After some brief lyrics from the parenthetical title, (I Hear The Wind Blow) Space Suit, we get a cool, sci-fi instrumental that really does sound a bit like how early-twentieth century writers who didn't understand space might imagine wind sounded in space.
The reason I originally purchased this album was for The Guitat (I'm Having A Heart Attack / I Just Don't Understand You). I love this update of "The Lion Sleeps Tonight" with its brass beat, its disaffected background vocals, and its enthusiastic lead vocalist. I epescially love its brass noise break, followed by the drums and guitar bridge. And it's lovely bass riff, of course. It's just a super fun happy song. But then it gets thrown into the subdued statements of everything going awry.
(Everything Is Catching On Fire) Hall Of Heads is very very very Futurama. Or, rather, Futurama is very this song. The Hall Of Heads seen through a keyhole, then heads pitched at you whle you try and leave. Try not to picture Fry and Leela at some point. It can be done, but it's difficult.
I drop the rest of the (Fingertips) songs here. There aren't that many, and they thematically link from one to the next before arriving at Mammal, which feels like a callback to the scientific research of "Why Does The Sun Shine" or "Why Does The Sun Really Shine". I'm unclear why this didn't end up on their Here Comes Science album.
Closing out the album is more spy-themed eighties movie than sci-fi, but I really love the bouncy quality of Happiness Doesn't Have To Have An Ending.
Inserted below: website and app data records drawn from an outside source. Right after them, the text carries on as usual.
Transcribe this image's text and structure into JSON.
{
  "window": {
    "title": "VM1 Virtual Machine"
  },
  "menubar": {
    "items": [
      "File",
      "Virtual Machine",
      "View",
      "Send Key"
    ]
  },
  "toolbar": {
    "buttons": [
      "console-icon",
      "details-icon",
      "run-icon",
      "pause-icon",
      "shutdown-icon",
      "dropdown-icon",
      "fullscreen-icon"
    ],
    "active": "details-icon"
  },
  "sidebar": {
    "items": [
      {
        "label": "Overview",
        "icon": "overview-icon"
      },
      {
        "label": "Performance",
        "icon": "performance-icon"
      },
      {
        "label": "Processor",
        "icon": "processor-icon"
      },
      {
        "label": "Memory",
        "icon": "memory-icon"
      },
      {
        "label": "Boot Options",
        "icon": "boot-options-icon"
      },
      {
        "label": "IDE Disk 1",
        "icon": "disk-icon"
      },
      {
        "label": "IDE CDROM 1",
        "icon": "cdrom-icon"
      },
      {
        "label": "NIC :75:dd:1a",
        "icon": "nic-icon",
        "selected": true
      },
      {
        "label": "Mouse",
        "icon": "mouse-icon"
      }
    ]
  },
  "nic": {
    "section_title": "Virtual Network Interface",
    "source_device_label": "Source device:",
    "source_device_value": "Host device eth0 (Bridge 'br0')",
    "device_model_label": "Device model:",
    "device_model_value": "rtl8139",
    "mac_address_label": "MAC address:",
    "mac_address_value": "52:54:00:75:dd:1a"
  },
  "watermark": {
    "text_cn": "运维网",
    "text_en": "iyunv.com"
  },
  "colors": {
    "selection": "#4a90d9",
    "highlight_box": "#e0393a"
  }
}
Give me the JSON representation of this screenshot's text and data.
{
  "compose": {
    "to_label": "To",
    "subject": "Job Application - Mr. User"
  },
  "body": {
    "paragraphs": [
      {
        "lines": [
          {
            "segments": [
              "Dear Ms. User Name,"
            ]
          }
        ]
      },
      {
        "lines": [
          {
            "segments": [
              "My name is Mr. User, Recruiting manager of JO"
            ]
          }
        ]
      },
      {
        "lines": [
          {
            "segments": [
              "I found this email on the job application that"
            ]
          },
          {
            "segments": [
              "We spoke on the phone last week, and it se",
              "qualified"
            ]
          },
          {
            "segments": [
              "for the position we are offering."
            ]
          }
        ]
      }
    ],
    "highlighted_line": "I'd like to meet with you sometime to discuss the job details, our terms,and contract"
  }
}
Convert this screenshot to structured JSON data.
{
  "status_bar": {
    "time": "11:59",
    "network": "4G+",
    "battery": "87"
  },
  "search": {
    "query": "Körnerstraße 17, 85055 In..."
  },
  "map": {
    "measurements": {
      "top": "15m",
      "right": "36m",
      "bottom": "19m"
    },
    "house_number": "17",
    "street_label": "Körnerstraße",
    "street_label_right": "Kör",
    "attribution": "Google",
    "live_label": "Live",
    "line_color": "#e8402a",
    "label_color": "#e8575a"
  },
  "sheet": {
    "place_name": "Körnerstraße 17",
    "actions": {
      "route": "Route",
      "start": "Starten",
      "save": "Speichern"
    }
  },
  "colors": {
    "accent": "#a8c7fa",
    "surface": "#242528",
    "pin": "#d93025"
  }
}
But the album does have to come to a close. Don't worry! There are plenty left.